The proceedings of the 4th International Research Conference on Alpha-1 Antitrypsin, summarized in reviews in this issue of Chronic Obstructive Pulmonary Diseases: Journal of the COPD Foundation, reflect some of the progress made towards new diagnostic and therapeutic approaches for AATD-related lung and liver disease, based on a better understanding of the pathogenetic pathways leading to clinical disease. The conference was entitled, “Disease Progression and Therapeutic Options.”
Concerning the pathogenesis of liver and lung disease, machine learning was proposed to understand DNA sequence to function to structure transformation in monogenic diseases such as AATD. While this “deep medicine” approach may bear fruit and identify new therapeutic targets in the future, there already exists a solid knowledge base to guide new therapeutic development. For example, it was reported that hepatic AAT polymer load correlates with hepatic fibrosis stage and long-term clinical outcome. With respect to lung disease, several speakers emphasized the role of inflammatory pathways not directly related to neutrophil elastase/AAT imbalance, the classical paradigm explaining the development of emphysema in AATD. AATD may be associated with an AATD neutrophil phenotype that amplifies neutrophilic inflammation, and enzymes other than serine proteases, pro-inflammatory cytokines and reactive oxygen species may be involved.

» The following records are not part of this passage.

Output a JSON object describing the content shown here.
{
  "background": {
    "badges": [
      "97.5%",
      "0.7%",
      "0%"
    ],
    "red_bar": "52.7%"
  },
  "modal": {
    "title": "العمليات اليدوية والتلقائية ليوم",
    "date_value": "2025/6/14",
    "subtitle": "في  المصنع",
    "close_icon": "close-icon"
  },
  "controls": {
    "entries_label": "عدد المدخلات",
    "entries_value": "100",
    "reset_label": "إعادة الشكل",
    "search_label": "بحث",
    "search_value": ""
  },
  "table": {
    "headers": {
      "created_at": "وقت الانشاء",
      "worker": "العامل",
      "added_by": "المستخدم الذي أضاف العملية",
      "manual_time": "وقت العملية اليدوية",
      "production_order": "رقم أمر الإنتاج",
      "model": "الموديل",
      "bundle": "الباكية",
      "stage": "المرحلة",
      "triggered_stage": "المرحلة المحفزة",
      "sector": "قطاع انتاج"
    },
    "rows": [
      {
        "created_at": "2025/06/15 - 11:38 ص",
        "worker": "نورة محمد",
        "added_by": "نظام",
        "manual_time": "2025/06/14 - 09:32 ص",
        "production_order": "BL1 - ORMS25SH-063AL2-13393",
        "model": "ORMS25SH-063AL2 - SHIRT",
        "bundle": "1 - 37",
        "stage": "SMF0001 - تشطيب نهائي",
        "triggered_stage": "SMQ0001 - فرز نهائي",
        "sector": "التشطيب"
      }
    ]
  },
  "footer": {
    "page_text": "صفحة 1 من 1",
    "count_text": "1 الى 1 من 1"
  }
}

Such investigations are fueled by the observation that AAT augmentation therapy slows but does not prevent the progression of emphysema.1
Another group of presentations addressed the clinical phenotype of AATD-related lung and liver disease. New non-invasive methods to detect and follow the progression of liver disease as well as genetic and environmental modifiers of liver and lung disease were discussed. With respect to specific therapy, only intravenous AAT augmentation for lung disease currently is available. The search for new treatments were reflected by talks that included inhaled AAT and anti-cytokines and antioxidants. While the material covered at the meeting was not all-inclusive with respect to the current understanding of the mechanisms and potential therapeutic targets in AATD-related lung and liver disease, the information contained in the individual reviews/summaries should be of interest to the readership of this Journal.
Academic research has brought us to the verge of finding new treatments for AATD; however, the final step requires the help of the biotech and pharmaceutical industry that has the necessary resources to develop new therapies. Progress has been encouraging. In 2019, there were 15 AATD-directed clinical trials actively recruiting as listed on clinicaltrials.gov, including observational studies involving new formulations, applications and dosing of existing drugs, and most importantly, novel interventions targeting pathways that previously were identified by basic research to a great extent conducted in academic centers. It remains to be seen how many of these trials will lead to new Food and Drug Administration-approved treatments for AATD. However, the heightened clinical research activity demonstrates the indirect yet critical role of academic research in the quest for more effective therapeutic options in AATD.